The senator, then a member of Miami-Dade County delegation, had a pretty grim assessment about black Floridians living in the Panhandle region.

“Black folk living west of Tallahassee are catching hell,” he said.

I could only nod. My experiences of Florida’s black communities primarily centered around the southern and central parts of the state. At the time, I had never been west of Gadsden County, which borders the Tallahassee area. What little I saw in that county wasn’t exactly idyllic.

Years later, as I turn the pages of the book, Beyond Integration: The Black Freedom Struggle in Escambia County, Florida, 1960-1980 that long-ago conversation in the state capitol office came back in a rush. J. Michael Butler’s book is a brutal assessment of the David-vs.-Goliath struggle in Florida’s Panhandle region. It’s confrontation pitting local black leadership against the overwhelming dominance of the region’s white power structure.

In this case, though, David had no stone, no slingshot and no real help.

The story follows the work of Rev. H.K. Matthews, a local pastor in Pensacola and at the time president the local chapter of the Southern Christian Leadership Conference. It starts at a gathering of 500 black residents at the sheriff’s department to protest the police shooting of a black teenager. Despite evidence to the contrary, a grand jury declared the incident ‘justifiable homicide.”

The protest, like the others organized to decry the marginalization of Pensacola’s black residents, had the typical singing of hymns, prayers and chants, including this one led by Matthews: “Two, four, six, eight, who  shall we incarcerate?”

The words were followed by the names of the town’s white civic leaders, including the county sheriff, Royal Untreiner. Usually, the chants would go unanswered by the police presence. This time, however, the response was swift.

Matthews was arrested and later charged with felony extortion. The case went to trial, where an all-white jury heard officers testify that Matthews had said “assassinate” instead of “incarcerate.” The jury found Matthews guilty and a judge ultimately sentenced the minister to five years hard labor.

The rest of the book tells a panful story of a black community’s attempts to overcome daunting odds to achieve some semblance of equality and justice. It’s not pretty. There is no happy ending here.

There are riots at area high schools over symbols of white supremacy. Black leaders get co-opted by the white establishment, and the few gains that do occur are undermined by entrenched local and state politicians.  While Matthews boldly boldly represents the SCLC, he gets little help from his national office, or the NAACP. The fight for civil rights in the Florida Panhandle pales in comparison to the groups’ struggles to remain relevant nationally as civil-right organizations.

To paraphrase that earlier conversation: “Black folk … are catching hell.”

The book is a must read for anyone who is serious about black and white relations in Florida and today’s ongoing struggle of race and social inequality. The book’s general conclusion best describes its overall significance.

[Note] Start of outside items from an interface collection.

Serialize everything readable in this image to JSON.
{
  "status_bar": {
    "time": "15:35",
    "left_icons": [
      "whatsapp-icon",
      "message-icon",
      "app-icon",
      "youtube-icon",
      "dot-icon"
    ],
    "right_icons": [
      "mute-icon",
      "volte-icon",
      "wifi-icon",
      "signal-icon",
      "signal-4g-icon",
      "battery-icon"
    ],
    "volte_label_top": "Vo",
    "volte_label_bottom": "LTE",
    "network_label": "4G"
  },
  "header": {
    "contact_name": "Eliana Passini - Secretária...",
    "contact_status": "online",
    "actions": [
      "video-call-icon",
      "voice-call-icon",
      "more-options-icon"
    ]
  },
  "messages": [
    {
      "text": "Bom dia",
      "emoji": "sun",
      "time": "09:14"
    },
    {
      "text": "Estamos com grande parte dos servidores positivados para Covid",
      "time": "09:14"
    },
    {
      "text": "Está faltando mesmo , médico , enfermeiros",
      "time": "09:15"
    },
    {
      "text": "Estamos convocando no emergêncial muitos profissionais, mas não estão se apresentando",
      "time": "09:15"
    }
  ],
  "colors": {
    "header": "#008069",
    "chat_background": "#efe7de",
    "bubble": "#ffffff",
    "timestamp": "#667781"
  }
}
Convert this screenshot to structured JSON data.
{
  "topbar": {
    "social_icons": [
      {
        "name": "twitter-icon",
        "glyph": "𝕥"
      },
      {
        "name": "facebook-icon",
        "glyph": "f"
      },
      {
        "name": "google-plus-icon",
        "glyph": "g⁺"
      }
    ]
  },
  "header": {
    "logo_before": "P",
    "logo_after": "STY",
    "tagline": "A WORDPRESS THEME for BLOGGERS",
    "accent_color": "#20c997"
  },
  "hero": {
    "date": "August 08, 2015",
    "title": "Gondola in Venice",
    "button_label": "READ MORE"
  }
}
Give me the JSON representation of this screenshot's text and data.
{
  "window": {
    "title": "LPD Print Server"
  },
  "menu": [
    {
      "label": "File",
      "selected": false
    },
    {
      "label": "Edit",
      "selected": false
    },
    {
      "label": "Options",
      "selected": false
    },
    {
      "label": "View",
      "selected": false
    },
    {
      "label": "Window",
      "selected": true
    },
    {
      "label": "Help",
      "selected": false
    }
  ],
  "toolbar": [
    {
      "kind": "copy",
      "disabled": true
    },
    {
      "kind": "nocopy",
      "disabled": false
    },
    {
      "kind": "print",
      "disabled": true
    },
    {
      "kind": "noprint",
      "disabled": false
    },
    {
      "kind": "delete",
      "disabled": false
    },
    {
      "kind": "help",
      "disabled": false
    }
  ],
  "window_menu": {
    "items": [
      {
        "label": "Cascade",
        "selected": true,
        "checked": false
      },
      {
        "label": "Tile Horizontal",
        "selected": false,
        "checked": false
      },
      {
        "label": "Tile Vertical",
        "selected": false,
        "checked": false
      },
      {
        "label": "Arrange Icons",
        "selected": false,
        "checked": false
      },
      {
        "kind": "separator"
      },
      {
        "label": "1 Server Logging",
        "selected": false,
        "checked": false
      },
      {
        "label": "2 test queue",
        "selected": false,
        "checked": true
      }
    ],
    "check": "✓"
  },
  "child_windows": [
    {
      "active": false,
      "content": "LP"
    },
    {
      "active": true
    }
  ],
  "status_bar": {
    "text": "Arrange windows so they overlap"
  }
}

“The lessons of the Escambia County movement transcend local, state and even regional context. The story of racial power, privilege, change and continuity is not this community’s alone, for others throughout the United States encountered similar conflicts.” 

To better understand the current racial unrest still smoldering in places like Baltimore, Ferguson, Mo., or New Orleans,  consider this read of Pensacola’s past.

Douglas C. Lyons is the founder of www.blackinfla.com.

 

 

 

 

 

1969 Band Protest Against ‘Dixie’ Brings Results for Black Students in Pensacola

“In the fall of 1969, the Escambia School Board chose Pensacola High School to host a football exhibition featuring the Pensacola Naval Air Station squad. The school band planned to play ‘Dixie’ as part of its ‘Fiesta of Flags’ halftime show, but several blacks who belonged to the ensemble objected to the song. The band director gave them an ultimatum — play the tune of fail the music course.

The students took their dilemma to [Rev. H. K.] Matthews, who also despised ‘Dixie’ because he believed it romanticized the antebellum plantation culture. School officials refused to compromise with the dissenters or meet with Matthews, so he decided that the black students who participated in the halftime festivities should make their sentiments clear. When the band began to play ‘Dixie’ near the end of the halftime routine, most of the group’s black students lowered their instruments and walked off the football field. Many white band members kept playing, unaware that the students had abandoned their marching formation, while some stopped in astonishment as their classmates left the group.

Blacks in the crowd cheered the protest, except for a few parents who shouted at Matthews angrily. Stunned silence characterized the response of white crowd members. In the days that followed the episode, PHS reversed their policy on ‘Dixie,’ removed it from the band’s song list and did not fail any blacks as punishment for their actions.”

So What?!: In case you haven’t noticed, the push to remove memorials that commemorate the ugly memories of the antebellum South continues to this day.

Source: Beyond Integration: The Black Freedom Struggle in Escambia County, Florida 1960-1980 By J. Michael Butler The University of North Carolina Press, 2016 p. 75